Performing theatre in public spaces is not a new idea. It is actually the basis for the modern, western notion of theatre. Even in ancient Greece plays were performed for the polis in the open air. At the start of the twentieth century Max Reinhardt was one of the directors to rediscover public spaces. He staged A Midsummer Night’s Dream in a wood, brought The Merchant of Venice back to the locations it is set in, and in 1920 established a tradition which continues successfully to this day, presenting Jedermann (Everyman) in front of Salzburg cathedral. In the 1960s and 1970s public spaces were reclaimed largely by political theatre actions, represented most significantly by The Living Theater from New York and the Brazilian theatre producer Augusto Boal.
From the 1980s onwards summer festivals and arts programmes in many German cities began to include performances in the field of street theatre. Initially it was mostly groups from southern Europe who performed in Germany: Fura del Baus from Spain, Teatro Nucleo from Italy, later Jo Bithume from France, or Karls Kühne Gassenschau from Switzerland. Their appeal to audiences was above all their spectacular, large-scale installations. Fireworks, acrobatics and enormous constructions dominated. They inspired many German groups. At the end of the 1980s juggling became increasingly popular, performed mostly on ‘the street’.
Entry is almost always free to these events today.
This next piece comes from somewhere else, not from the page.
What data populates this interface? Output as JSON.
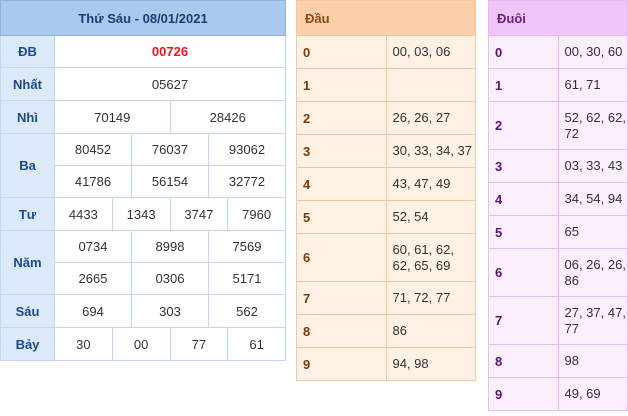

Free access to theatre for all citizens of a town is unusual in Germany, but theatre in public spaces has now become an integral part of contemporary theatre. It can reach wide sections of the populace; the audience includes people of different ages and educational backgrounds. In Germany there are currently over thirty street theatre festivals and a variety of summer arts programmes with an emphasis on street theatre or theatre in public spaces.
In 2005 the Bundesverband für Theater im Öffentlichen Raum e.V. (association for theatre in public spaces) was founded. Its aim is to establish, promote and integrate theatre in public spaces as a distinct art form. The expression ‘theatre in public spaces’ was chosen consciously, to emphasis the theatrical aspects of the genre and to distinguish it from purely circus-based performance or from comedy shows.
The high levels of debt among German local authorities has led to drastic cuts in cultural events over recent years. While budgets were mainly just frozen, now cuts to funding for the ongoing development of street theatre has had serious consequences. Festivals and summer programmes have been reduced or abolished. One of the most important tasks for all concerned will be to find new ways to retain and strengthen the forums for this genre.
Internationales Straßentheater Festival in Holzminden; Europäisches Straßentheaterfestival in Detmold; Tête-à-tête – Internationales Straßentheaterfestival in Rastatt; Welttheater der Straße in Schwerte; Gassensensationen – Internationales Straßentheater Festival in Heppenheim; La Strada – Internationales Straßenzirkusfestival Bremen;Internationales Straßentheaterfestival in Ludwigshafen; Via Thea – Internationales Straßentheaterfestival in Görlitz;Sommerwerft – Theaterfestival am Fluss, Frankfurt; Just for Fun, Darmstadt; Internationales Musik- und Theaterfestival in Pforzheim; Naumburger Straßentheatertage; Straßentheaterfestival Idar Oberstein, Da Capo – Straßentheaterfestival in Kronberg